[EXERCISE GOAL] Gather all lines in the data that hold the string "placeholder".

[Page and application data records]
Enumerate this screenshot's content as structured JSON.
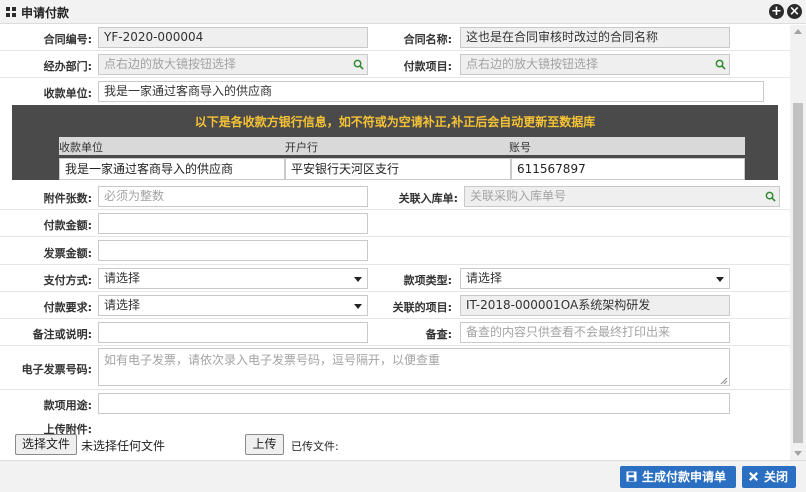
{
  "window": {
    "title": "申请付款",
    "add_btn": "+",
    "close_btn": "×"
  },
  "form": {
    "contract_no": {
      "label": "合同编号:",
      "value": "YF-2020-000004"
    },
    "contract_name": {
      "label": "合同名称:",
      "value": "这也是在合同审核时改过的合同名称"
    },
    "department": {
      "label": "经办部门:",
      "placeholder": "点右边的放大镜按钮选择"
    },
    "project": {
      "label": "付款项目:",
      "placeholder": "点右边的放大镜按钮选择"
    },
    "payee": {
      "label": "收款单位:",
      "value": "我是一家通过客商导入的供应商"
    },
    "bank": {
      "notice": "以下是各收款方银行信息，如不符或为空请补正,补正后会自动更新至数据库",
      "headers": [
        "收款单位",
        "开户行",
        "账号"
      ],
      "row": [
        "我是一家通过客商导入的供应商",
        "平安银行天河区支行",
        "611567897"
      ]
    },
    "attachments_count": {
      "label": "附件张数:",
      "placeholder": "必须为整数"
    },
    "linked_receipt": {
      "label": "关联入库单:",
      "placeholder": "关联采购入库单号"
    },
    "pay_amount": {
      "label": "付款金额:"
    },
    "invoice_amount": {
      "label": "发票金额:"
    },
    "pay_method": {
      "label": "支付方式:",
      "value": "请选择"
    },
    "fund_type": {
      "label": "款项类型:",
      "value": "请选择"
    },
    "pay_requirement": {
      "label": "付款要求:",
      "value": "请选择"
    },
    "linked_project": {
      "label": "关联的项目:",
      "value": "IT-2018-000001OA系统架构研发"
    },
    "remarks": {
      "label": "备注或说明:"
    },
    "memo": {
      "label": "备查:",
      "placeholder": "备查的内容只供查看不会最终打印出来"
    },
    "e_invoice": {
      "label": "电子发票号码:",
      "placeholder": "如有电子发票，请依次录入电子发票号码，逗号隔开，以便查重"
    },
    "purpose": {
      "label": "款项用途:"
    },
    "upload": {
      "label": "上传附件:",
      "choose_btn": "选择文件",
      "no_file": "未选择任何文件",
      "upload_btn": "上传",
      "uploaded": "已传文件:"
    }
  },
  "footer": {
    "generate_btn": "生成付款申请单",
    "close_btn": "关闭"
  },
  "colors": {
    "accent": "#2a6fc2",
    "notice": "#f5c236",
    "bank_bg": "#4a4a4a",
    "search_icon": "#2e8b2e"
  }
}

[ANSWER BOX]
      "placeholder": "点右边的放大镜按钮选择"
      "placeholder": "点右边的放大镜按钮选择"
      "placeholder": "必须为整数"
      "placeholder": "关联采购入库单号"
      "placeholder": "备查的内容只供查看不会最终打印出来"
      "placeholder": "如有电子发票，请依次录入电子发票号码，逗号隔开，以便查重"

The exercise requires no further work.